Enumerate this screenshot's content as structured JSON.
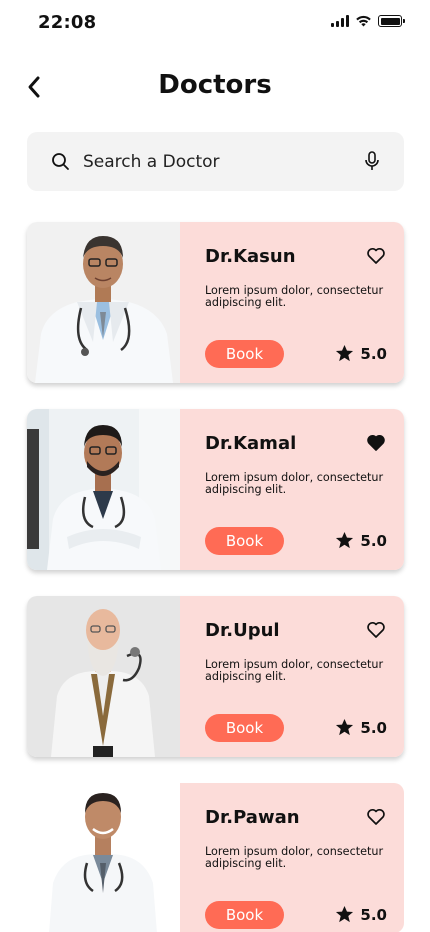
{
  "status_bar": {
    "time": "22:08"
  },
  "header": {
    "title": "Doctors"
  },
  "search": {
    "placeholder": "Search a Doctor"
  },
  "doctors": [
    {
      "name": "Dr.Kasun",
      "description": "Lorem ipsum dolor, consectetur adipiscing elit.",
      "book_label": "Book",
      "rating": "5.0",
      "favorited": false
    },
    {
      "name": "Dr.Kamal",
      "description": "Lorem ipsum dolor, consectetur adipiscing elit.",
      "book_label": "Book",
      "rating": "5.0",
      "favorited": true
    },
    {
      "name": "Dr.Upul",
      "description": "Lorem ipsum dolor, consectetur adipiscing elit.",
      "book_label": "Book",
      "rating": "5.0",
      "favorited": false
    },
    {
      "name": "Dr.Pawan",
      "description": "Lorem ipsum dolor, consectetur adipiscing elit.",
      "book_label": "Book",
      "rating": "5.0",
      "favorited": false
    }
  ],
  "colors": {
    "card_background": "#fcdcd9",
    "accent": "#ff6b55",
    "search_background": "#f3f3f3"
  },
  "icons": [
    "back-arrow-icon",
    "search-icon",
    "microphone-icon",
    "heart-icon",
    "star-icon",
    "signal-icon",
    "wifi-icon",
    "battery-icon"
  ]
}
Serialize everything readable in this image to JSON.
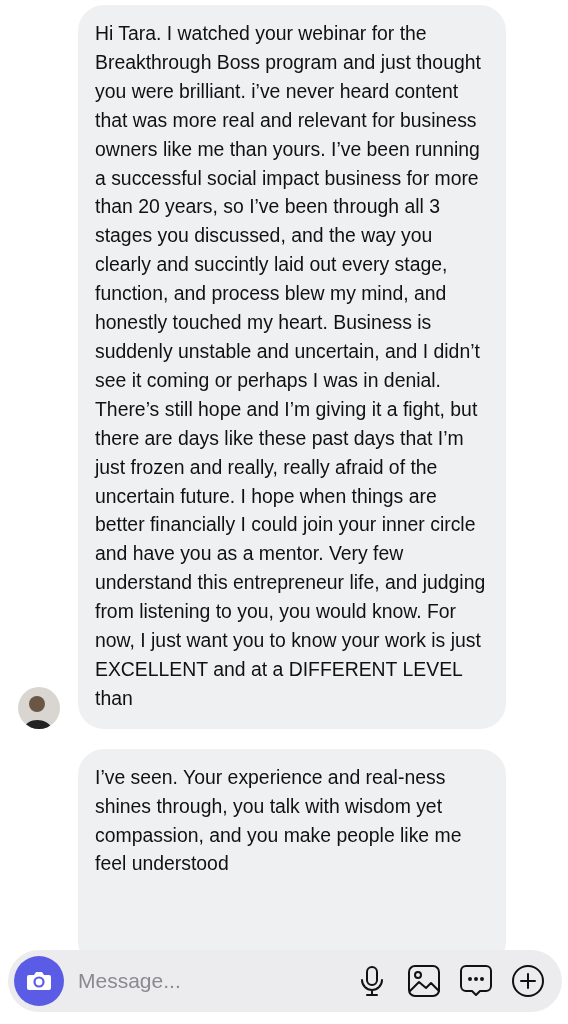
{
  "messages": [
    {
      "text": "Hi Tara. I watched your webinar for the Breakthrough Boss program and just thought you were brilliant. i’ve never heard content that was more real and relevant for business owners like me than yours. I’ve been running a successful social impact business for more than 20 years, so I’ve been through all 3 stages you discussed, and the way you clearly and succintly laid out every stage, function, and process blew my mind, and honestly touched my heart. Business is suddenly unstable and uncertain, and I didn’t see it coming or perhaps I was in denial. There’s still hope and I’m giving it a fight, but there are days like these past days that I’m just frozen and really, really afraid of the uncertain future. I hope when things are better financially I could join your inner circle and have you as a mentor. Very few understand this entrepreneur life, and judging from listening to you, you would know. For now, I just want you to know your work is just EXCELLENT and at a DIFFERENT LEVEL than",
      "avatar": true
    },
    {
      "text": "I’ve seen. Your experience and real-ness shines through, you talk with wisdom yet compassion, and you make people like me feel understood",
      "avatar": false
    }
  ],
  "composer": {
    "placeholder": "Message..."
  }
}
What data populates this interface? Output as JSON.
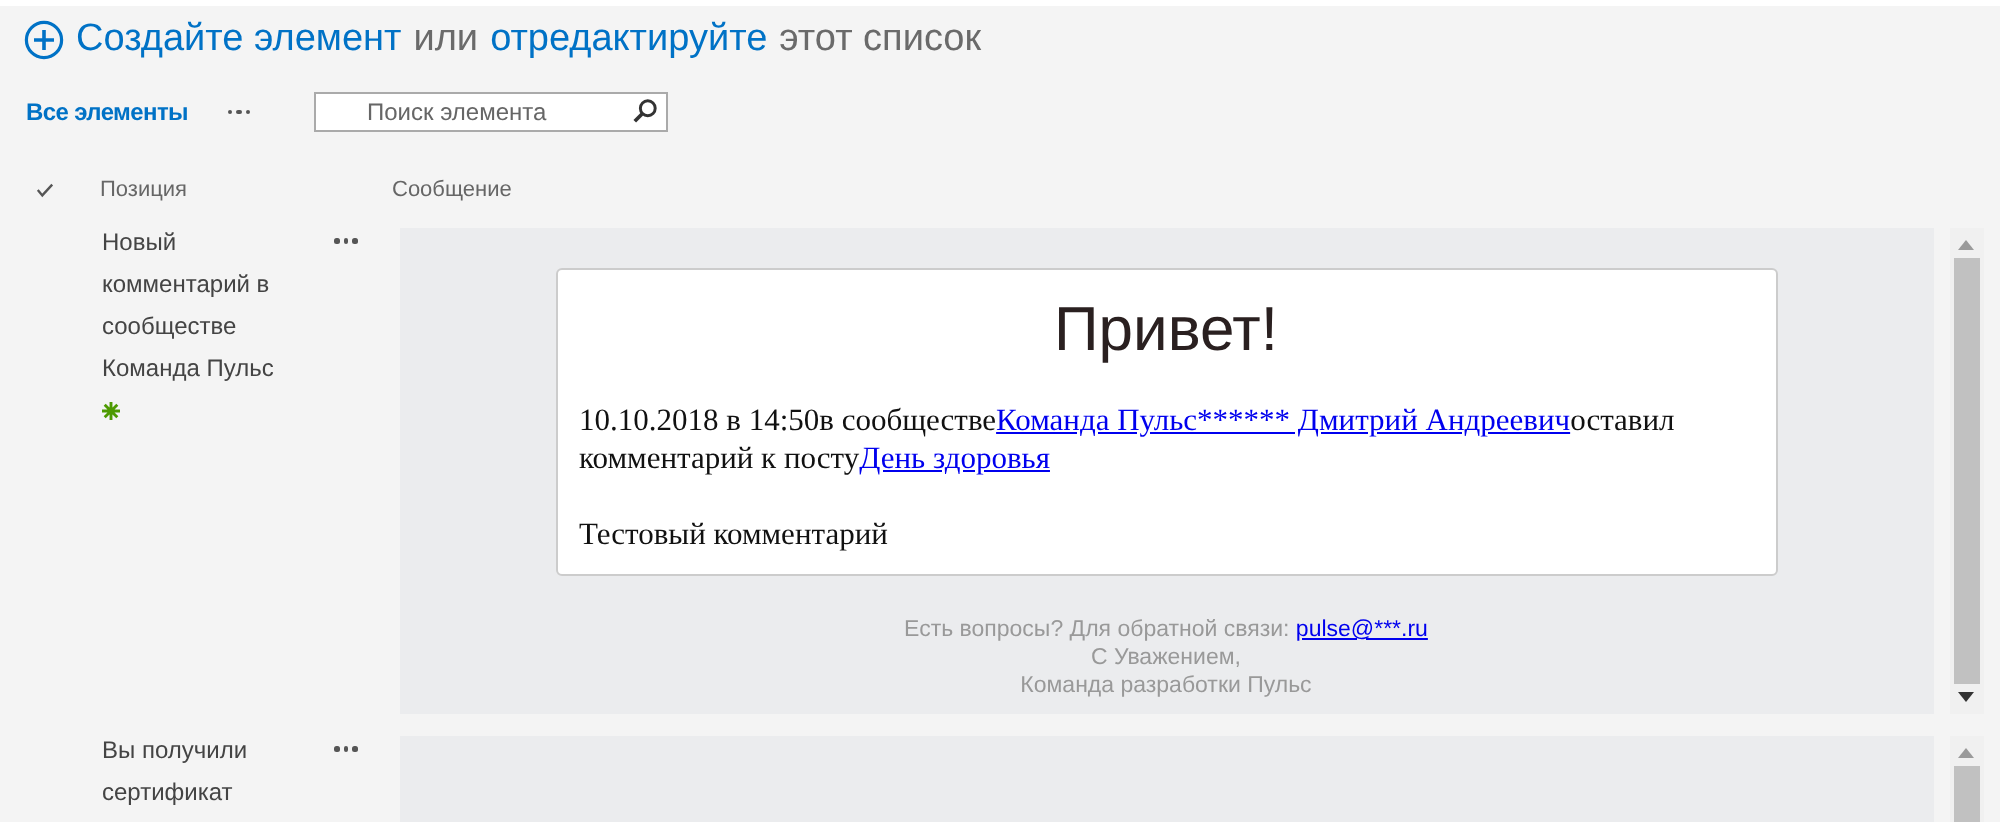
{
  "header": {
    "create_link": "Создайте элемент",
    "connector": "или",
    "edit_link": "отредактируйте",
    "suffix": "этот список"
  },
  "views": [
    {
      "label": "Все элементы",
      "selected": true
    }
  ],
  "search": {
    "placeholder": "Поиск элемента"
  },
  "columns": [
    "Позиция",
    "Сообщение"
  ],
  "rows": [
    {
      "title": "Новый комментарий в сообществе Команда Пульс",
      "new": true,
      "message": {
        "heading": "Привет!",
        "body": [
          {
            "kind": "text",
            "text": "10.10.2018 в 14:50в сообществе"
          },
          {
            "kind": "link",
            "text": "Команда Пульс****** Дмитрий Андреевич"
          },
          {
            "kind": "text",
            "text": "оставил комментарий к посту"
          },
          {
            "kind": "link",
            "text": "День здоровья"
          }
        ],
        "comment": "Тестовый комментарий",
        "footer": {
          "question": "Есть вопросы? Для обратной связи:",
          "email": "pulse@***.ru",
          "regards": "С Уважением,",
          "team": "Команда разработки Пульс"
        }
      }
    },
    {
      "title": "Вы получили сертификат",
      "new": false
    }
  ]
}
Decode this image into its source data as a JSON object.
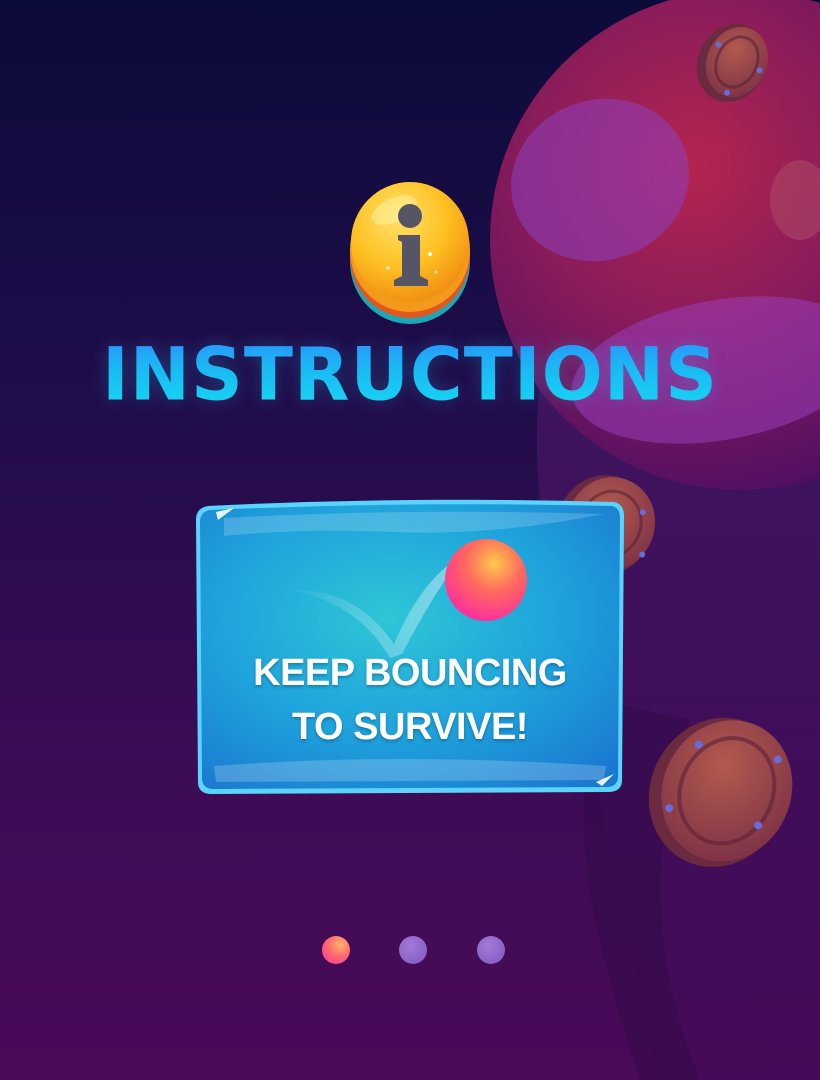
{
  "screen": {
    "title": "INSTRUCTIONS",
    "info_icon": "info-icon"
  },
  "card": {
    "lines": [
      "KEEP BOUNCING",
      "TO SURVIVE!"
    ],
    "ball_icon": "bouncing-ball-icon"
  },
  "pagination": {
    "total_pages": 3,
    "current_page": 1
  },
  "colors": {
    "title_gradient": [
      "#2f86ff",
      "#14e0f2"
    ],
    "card_blue": "#1a8fdb",
    "ball": [
      "#ffb84a",
      "#ff2ea0"
    ],
    "active_dot": "#ff4d80",
    "inactive_dot": "#8a62c8",
    "background": [
      "#0b0b3a",
      "#4a0a58"
    ]
  }
}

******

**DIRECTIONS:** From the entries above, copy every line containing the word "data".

**TASK RESPONSE:**
What data populates this interface? Output as JSON.
Decode this image into its source data as a JSON object.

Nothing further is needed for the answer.